Operational Efficiencies and Programmability

Open hardware platforms leverage the simplified design capabilities such as front-of-rack serviceability, toolless repair operations, power and space optimization and simplicity to enable data center operators in addressing the deployment and operational challenges with current platforms. Embracing the principles of software defined solutions enables open hardware platforms to drive the programmability and in service configurability/provisioning of the platforms.

Performance and Scale

The ability to utilize the best in class components with the disaggregated software defined platform design drives forward the optimal performance while enabling the platform to meet the scaling challenges in the every growing compute and data intensive market.

Optimal Economics and Rapid Innovation

In addition to the cost benefits due to not using proprietary hardware and vendor lock in , the open hardware provides significant energy and data center infrastructure cost reductions to drive forward optimal economics.
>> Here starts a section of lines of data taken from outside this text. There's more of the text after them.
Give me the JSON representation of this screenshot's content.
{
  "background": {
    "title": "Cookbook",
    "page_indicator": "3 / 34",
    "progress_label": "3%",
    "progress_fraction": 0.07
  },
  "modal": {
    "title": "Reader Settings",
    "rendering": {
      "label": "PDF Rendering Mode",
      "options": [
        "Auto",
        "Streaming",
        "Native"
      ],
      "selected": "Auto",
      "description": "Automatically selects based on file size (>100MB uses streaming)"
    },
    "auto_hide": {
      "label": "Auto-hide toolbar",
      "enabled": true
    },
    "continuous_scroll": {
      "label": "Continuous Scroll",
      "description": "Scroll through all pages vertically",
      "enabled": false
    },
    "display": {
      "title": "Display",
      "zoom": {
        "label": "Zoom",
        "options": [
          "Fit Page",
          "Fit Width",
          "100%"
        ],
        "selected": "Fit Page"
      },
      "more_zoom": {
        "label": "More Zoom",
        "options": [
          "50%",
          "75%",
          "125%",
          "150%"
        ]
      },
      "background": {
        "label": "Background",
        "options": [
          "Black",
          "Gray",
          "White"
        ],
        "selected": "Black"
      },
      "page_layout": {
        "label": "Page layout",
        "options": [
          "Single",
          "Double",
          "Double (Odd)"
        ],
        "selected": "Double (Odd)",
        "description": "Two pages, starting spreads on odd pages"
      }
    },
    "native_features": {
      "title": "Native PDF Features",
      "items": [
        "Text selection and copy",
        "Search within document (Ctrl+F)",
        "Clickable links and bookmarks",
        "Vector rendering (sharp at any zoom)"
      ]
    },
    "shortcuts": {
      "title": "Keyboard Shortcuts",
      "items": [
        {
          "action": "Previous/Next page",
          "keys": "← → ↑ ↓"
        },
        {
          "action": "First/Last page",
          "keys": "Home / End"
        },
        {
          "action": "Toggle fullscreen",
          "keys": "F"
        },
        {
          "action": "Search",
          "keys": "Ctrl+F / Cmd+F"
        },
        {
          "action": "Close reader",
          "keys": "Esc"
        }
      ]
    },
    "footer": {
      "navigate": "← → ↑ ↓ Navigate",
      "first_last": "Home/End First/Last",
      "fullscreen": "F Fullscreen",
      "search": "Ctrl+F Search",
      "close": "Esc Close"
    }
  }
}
The open ecosystem challenges the technology organizations to foster new innovations in a collaborative manner that drives the open hardware evolution to meet the customer demands while providing the ability

At Facebook, the company depended on inflexible, expensive proprietary systems and hardware. It launched the Open Compute Project to power its data centers using less expensive, interoperable building blocks. Recently, Facebook co-founded the Telecom Infra Project (TIP) to reimagine global connectivity by opening up the deployment of telecom infrastructure from access, backhaul and core systems.

Every service provider, device maker and OEM should take a cue from the open hardware movement to find ways to differentiate their products and services by decoupling software and hardware. AT&T, for example, has already built out white-box networking nodes that are a hybrid of open source and off-the-shelf technology. The company believes the economics, scale, performance and programmability of bare metal switching makes sense for its customers.

Open hardware links directly to open source software. Indeed, open source is a significant technology disruptor and proof that vendors are rethinking their business models for hardware platforms. Open source communities managed by the Linux Foundation and others have seen tremendous growth—and acceptance—within both software and hardware development communities to deliver network solutions. OpenStack, an open source software platform for cloud computing, has developed an industry-accepted cloud platform that works across multiple hypervisor environments.

Design for service velocity

Thinking and acting fast has always been a competitive advantage. Both will be paramount as we look to the promise of 20 billion connected devices and their insatiable data consumption. Deploying software infrastructure and digital services in an optimally controlled and risk-free manner is necessary to meet the scalability and growing demands networks face. The philosophy of continuous delivery and integration, while ingrained in the cultures of software companies, is still nascent in other industries, such as telecommunications, industrial equipment and automotive. 

Designing for Billions of Things

To support the scalability of millions, if not billions, of virtual things into their business models, R&D organizations need to think about how they can accelerate service introduction. There will be complexity in the integration and interoperability of these systems.

The architecture of end-to-end solutions through third-party IoT platforms can facilitate smoother service lifecycle management. For example, Verizon’s ThingSpace is designed to make it easier for developers to roll out IoT devices and applications. Cisco’s recent acquisition of Jasper Technologies, another IoT platform that targets service providers, will help the company launch, manage and monetize IoT services on a global scale.


  1. Make the end customer experience the source of differentiation in products and services.
  2. Revisit supply chain risk management for disaggregated open hardware and software components.
  3. Understand the impact on R&D processes of closed-loop learning mechanisms.